In the winter of 1869 hope arrived in the form of Philadelphia’s Jay Cooke, who set out to build the Northern Pacific Railroad from Duluth to Seattle’s Puget Sound and the Lake Superior & Mississippi Railroad from St. Paul to Duluth. Cooke’s ambitious plans brought prosperity to Duluth: to build railroads, you need manpower and materials. Soon the townsites were teeming with people and activity, nearly all living off Cooke’s pocketbook in one way or another, either building his railroad (or working any number of jobs in support of that effort) or housing, feeding, and outfitting the flow of newcomers.

Cooke’s investment also followed what turned out to be a false gold rush at Lake Vermilion. The prospectors came in droves, and when their plans went bust, many found work in the Minnesota townsites. Building that had stalled in 1857 picked up again. The newcomers not only built Cooke’s depots, docks, and a grain elevator, but also the buildings that would house and serve the growing population. By the end of 1869 the local population neared 3,000. The Fish Eaters called the newcomers “Sixty-Niners.”

The townsites were all growing, but Portland had a problem. When first platted, its streets ran directly north and south. Except for Portland and Endion, the other townsites had platted their streets more or less parallel to the lake, essentially tipping the traditional North/South compass points on a 45 degree angle. In order to follow suit with the other townsites, in 1869 every house in Portland was temporarily vacated, the streets replatted to align with other townsitess, and the house placements adjusted. Washington Avenue remained a north/south road, but only a half-block remnant of it exists today.

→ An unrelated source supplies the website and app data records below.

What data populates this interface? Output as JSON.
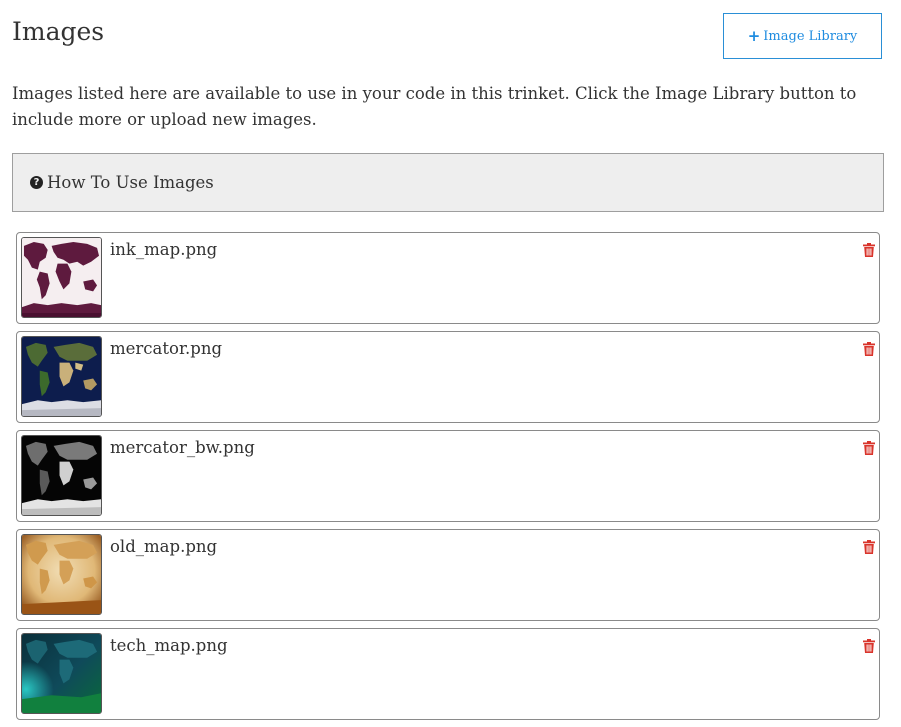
{
  "header": {
    "title": "Images",
    "library_button": {
      "icon": "plus-icon",
      "icon_glyph": "+",
      "label": "Image Library"
    }
  },
  "intro_text": "Images listed here are available to use in your code in this trinket. Click the Image Library button to include more or upload new images.",
  "howto": {
    "icon": "question-circle-icon",
    "icon_glyph": "?",
    "label": "How To Use Images"
  },
  "images": [
    {
      "filename": "ink_map.png",
      "thumbnail": "ink-map-thumbnail",
      "delete_icon": "trash-icon"
    },
    {
      "filename": "mercator.png",
      "thumbnail": "mercator-thumbnail",
      "delete_icon": "trash-icon"
    },
    {
      "filename": "mercator_bw.png",
      "thumbnail": "mercator-bw-thumbnail",
      "delete_icon": "trash-icon"
    },
    {
      "filename": "old_map.png",
      "thumbnail": "old-map-thumbnail",
      "delete_icon": "trash-icon"
    },
    {
      "filename": "tech_map.png",
      "thumbnail": "tech-map-thumbnail",
      "delete_icon": "trash-icon"
    }
  ],
  "colors": {
    "accent_blue": "#1f8ce0",
    "delete_red": "#d9342b",
    "howto_background": "#eeeeee"
  }
}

Fortunately for Endion, there were very few houses built within its borders, and few roads built, making realignment easier.

Read more of this story: 1 2 3 4 5